    Keywords:  hyper-reactive cysteine residues; mitochondrial iron transport; mitochondrial quality control; mitochondrial stress; mitochondrial-derived vesicle proteome
  15. Autophagy. 2021 Mar 23.
      Mitochondria are the main cellular energy powerhouses and supply most of the energy in the form of ATP to fuel essential neuronal functions through oxidative phosphorylation (OXPHOS). In Alzheimer disease (AD), metabolic and mitochondrial disruptions are an early feature preceding any histopathological and clinical manifestations. Mitochondrial malfunction is also linked to synaptic defects in early AD. Mitophagy serves as a key cellular quality control mechanism involving sequestration of damaged mitochondria within autophagosomes and their subsequent degradation in lysosomes. However, it remains largely unknown whether mitophagy is involved in the regulation of energy metabolism in neurons, and if so, whether metabolic deficiency in AD is attributed to mitophagy dysfunction. Here we reveal that mitophagy is broadly activated in metabolically enhanced neurons upon OXPHOS stimulation, which sustains high energetic activity by increasing mitochondrial turnover and hence facilitating mitochondrial maintenance. Unexpectedly, in AD-related mutant HsAPP Tg mouse brains, early stimulation of OXPHOS activity fails to correct energy deficits but exacerbates synapse loss as a consequence of mitophagy failure. Excitingly, lysosomal enhancement in AD neurons restores impaired metabolic function by promoting elimination of damaged mitochondria, protecting against synaptic damage in AD mouse brains. Taken together, we propose a new mechanism by which mitophagy controls bioenergetic status in neurons, furthering our understanding of the direct impact of mitophagy defects on AD-linked metabolic deficits and shedding light on the development of novel therapeutic strategies to treat AD by the early stimulation of mitochondrial metabolism combined with elevation of lysosomal proteolytic activity.

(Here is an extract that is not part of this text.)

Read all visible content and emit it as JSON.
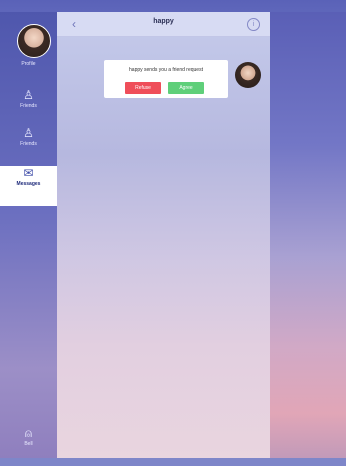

    Keywords:  Alzheimer; bioenergetics; energy metabolism; lysosomal proteolysis; metabolic deficiency; mitochondrial stress; mitophagosome; neuronal mitophagy; retrograde transport; synapse loss